Ho KS, Choi BW, Chan HC, Ching KW. Evaluation of biological, psychosocial, and interventional predictors for success of a smoking cessation programme in Hong Kong. Hong Kong Med J 2016;22:158-64.  Back to cited text no. 15
IBM Corp. Released 2012. IBM SPSS Statistics for Windows, Version 21.0. Armonk, NY: IBM Corp.  Back to cited text no. 16
Gordon JS, Lichtenstein E, Severson HH, Andrews JA. Tobacco cessation in dental settings: Research findings and future directions.
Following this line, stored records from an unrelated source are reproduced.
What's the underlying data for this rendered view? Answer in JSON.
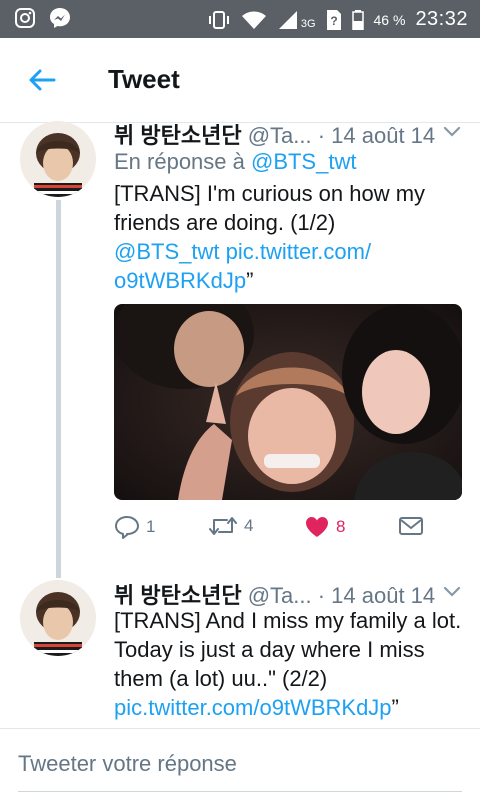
{
  "status_bar": {
    "battery": "46 %",
    "network": "3G",
    "time": "23:32",
    "icons": [
      "instagram-icon",
      "messenger-icon",
      "vibrate-icon",
      "wifi-icon",
      "signal-icon",
      "sim-unknown-icon",
      "battery-icon"
    ]
  },
  "app_bar": {
    "title": "Tweet"
  },
  "tweets": [
    {
      "name": "뷔 방탄소년단",
      "handle": "@Ta...",
      "date": "· 14 août 14",
      "reply_prefix": "En réponse à ",
      "reply_handle": "@BTS_twt",
      "text_line1": "[TRANS] I'm curious on how my",
      "text_line2": "friends are doing. (1/2)",
      "mention": "@BTS_twt",
      "link1": "pic.twitter.com/",
      "link2": "o9tWBRKdJp",
      "quote_end": "”",
      "replies": "1",
      "retweets": "4",
      "likes": "8",
      "liked": true
    },
    {
      "name": "뷔 방탄소년단",
      "handle": "@Ta...",
      "date": "· 14 août 14",
      "text_line1": "[TRANS] And I miss my family a lot.",
      "text_line2": "Today is just a day where I miss",
      "text_line3": "them (a lot) uu..\" (2/2)",
      "link": "pic.twitter.com/o9tWBRKdJp",
      "quote_end": "”"
    }
  ],
  "composer": {
    "placeholder": "Tweeter votre réponse"
  },
  "colors": {
    "link": "#1da1f2",
    "like": "#e0245e",
    "muted": "#657786",
    "status_bar": "#5a6066"
  }
}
Drug Alcohol Rev 2006;25:27-37.  Back to cited text no. 17
Sağlam L. Investigation of the results of a smoking cessation clinic and the factors associated with success. Turk J Med Sci 2012;42:515-22.  Back to cited text no. 18
Hartmann-Boyce J, Chepkin SC, Ye W, Bullen C, Lancaster T. Nicotine replacement therapy versus control for smoking cessation. Cochrane Database Syst Rev 2018;5:CD000146. doi: 10.1002/14651858.CD000146.pub5.  Back to cited text no. 19
Hyland A, Li Q, Bauer JE, Giovino GA, Steger CK. Predictors of cessation in a cohort of current and former smokers followed over 13 years. Nicotine Tob Res 2004;6:363–9.  Back to cited text no. 20
Fung PR, Snape-Jenkinson SL, Godfrey MT, Love KW, Zimmerman PV, Yang IA. Effectiveness of hospital-based smoking cessation. Chest 2005;128:216-23.  Back to cited text no. 21
Raherison C, Marjary A, Valpromy B, Prevot S, Fossoux H, Taytard A. Evaluation of smoking cessation success in adults. Respir Med 2005;99:1303-10.  Back to cited text no. 22
Gordon JS, Andrews JA, Albert DA, Crews KM, Payne TJ, Severson HH. Tobacco cessation via public dental clinics: Results of a randomized trial. Am J Public Health 2010;100:1307-12.  Back to cited text no. 23
Breslau N, Peterson EL. Smoking cessation in young adults: Age at initiation of cigarette smoking and other suspected influences. Am J Public Health 1996;86:214-20.  Back to cited text no. 24
Whittaker R, McRobbie H, Bullen C, Rodgers A, Gu Y. Mobile phone-based interventions for smoking cessation. Cochrane Database Syst Rev 2016;4:CD006611. doi: 10.1002/14651858.CD006611.pub4.  Back to cited text no. 25
Balmford J, Borland R, Burney S. The influence of having a quit date on prediction of smoking cessation outcome. Health Educ Res 2010;25:698-706.  Back to cited text no. 26

Correspondence Address:
Dr. Abhishek Mehta
Department of Public Health Dentistry, Faculty of Dentistry, Jamia Millia Islamia, New Delhi
Login to access the Email id

Source of Support: None, Conflict of Interest: None

DOI: 10.4103/ijdr.IJDR_541_19

Rights and Permissions


  [Table 1], [Table 2]


    Similar in PUBMED
   Search Pubmed for
   Search in Google Scholar for
 Related articles
    Email Alert *
    Add to My List *
* Registration required (free)  

    Article Tables

 Article Access Statistics
    PDF Downloaded111    
    Comments [Add]    

Recommend this journal